I was beginning to understand that how a musician feels in themselves really impacts the way they perform. This is shown both physically or psychologically depending on the musician, or a mix of the two. Let’s say a musician has volunteered to play in either a masterclass or an individual coaching session. They will play a few phrases and then we will then discuss how they feel about it. Very often, they feel anxious, nervous and generally unhappy about their performance. My role is to help them feel better and more comfortable in whatever way is right for them in that moment. This could be encouraging them to breathe as they play, a simple but powerful exercise which helps them to free up physically but also has a positive effect on calming them emotionally.
If a musician’s Inner Critic is very strong, then first of all they need encouragement to notice their negative self-talk and then to re-frame that self-talk in a non-judgmental, non-emotional way. It can take quite some time to build in this new way of thinking, something that may need to be done over weeks and months, and predominantly in the practice room. Alerting them to this in a class is an important first step; the unchecked Inner Critic can cause major problems for musicians and wreak havoc with performance nerves.
A musician might be physically very tense when performing. This could be because they don’t have a healthy, free technique or limited body awareness, but it could also be part of the physiological fight-flight-freeze response. If on some subconscious level, they feel that performing is ‘dangerous,’ meaning they might feel exposed or judged, then they will tense up in order to protect themselves. I might then be able to help them free their shoulders or wrists or any areas where they are locking down, encouraging physical freedom that will in turn help them emotionally and musically. Or I may approach it from another angle, by helping reassure them. If this is in a class situation, bringing the audience on board to support them is incredibly powerful for the performer.

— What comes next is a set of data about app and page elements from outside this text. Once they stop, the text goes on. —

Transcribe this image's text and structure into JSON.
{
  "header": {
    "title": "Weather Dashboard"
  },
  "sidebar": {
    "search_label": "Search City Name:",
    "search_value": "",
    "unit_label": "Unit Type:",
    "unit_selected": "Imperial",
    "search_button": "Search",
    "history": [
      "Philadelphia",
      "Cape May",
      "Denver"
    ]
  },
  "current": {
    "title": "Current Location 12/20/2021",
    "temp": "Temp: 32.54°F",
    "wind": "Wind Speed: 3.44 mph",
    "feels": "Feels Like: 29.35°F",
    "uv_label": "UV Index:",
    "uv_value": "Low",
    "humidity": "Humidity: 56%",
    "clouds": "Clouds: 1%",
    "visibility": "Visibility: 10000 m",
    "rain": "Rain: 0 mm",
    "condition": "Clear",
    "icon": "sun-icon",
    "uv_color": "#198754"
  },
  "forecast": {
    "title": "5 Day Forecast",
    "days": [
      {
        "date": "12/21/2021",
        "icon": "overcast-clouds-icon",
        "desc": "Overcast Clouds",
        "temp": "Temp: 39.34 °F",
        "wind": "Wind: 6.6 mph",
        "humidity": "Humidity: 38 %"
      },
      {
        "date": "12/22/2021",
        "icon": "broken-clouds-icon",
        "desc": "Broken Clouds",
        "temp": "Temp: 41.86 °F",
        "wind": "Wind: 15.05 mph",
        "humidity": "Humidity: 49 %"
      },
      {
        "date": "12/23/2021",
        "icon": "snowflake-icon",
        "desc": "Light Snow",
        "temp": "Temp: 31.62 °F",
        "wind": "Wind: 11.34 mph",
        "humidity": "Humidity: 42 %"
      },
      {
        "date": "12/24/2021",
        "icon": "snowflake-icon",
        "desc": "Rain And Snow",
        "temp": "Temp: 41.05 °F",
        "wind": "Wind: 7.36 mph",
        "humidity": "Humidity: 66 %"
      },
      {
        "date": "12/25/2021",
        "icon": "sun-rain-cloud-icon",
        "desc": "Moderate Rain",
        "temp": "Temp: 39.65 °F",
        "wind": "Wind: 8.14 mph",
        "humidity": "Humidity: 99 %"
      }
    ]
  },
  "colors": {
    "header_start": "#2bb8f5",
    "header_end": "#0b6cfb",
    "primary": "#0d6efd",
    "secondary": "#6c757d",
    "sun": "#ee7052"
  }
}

A few examples come to mind of how performance coaching can bring positive results. An advanced violinist who played a simple melody with terrible intonation; once he had freed up physically and emotionally, the intonation was flawless. A pianist who had frequent memory blanks in performance and panicked; once she had calmed herself emotionally through breathing techniques and reassurance, her memory was far more stable. Everything works so much better when musicians feel good and are in a good emotional space.
Following from these talks, classes and individual sessions, I’ve developed an online course called Inspired Performance. This course comprises a series of insights and strategies put together in bite-size chunks as the best way for absorbing new ideas and information. The aim of the course is to help individuals clear their limitations and find a way of being in a really good emotional space. It is my hope that this will result in turn enable musicians to play with greater honesty, vulnerability and overall humanity as it’s these qualities that move, touch and inspire the audience.
– Charlotte Tomlinson
Further reading & resources
The first week of Charlotte’s comprehensive online course, Inspired Performance, is now available to subscribers on the Online Academy, in addition to her complete introductory course, Managing Performance Nerves. Week two will be added in early May and her eBook, Music from the Inside Out, is also available from our eBook store.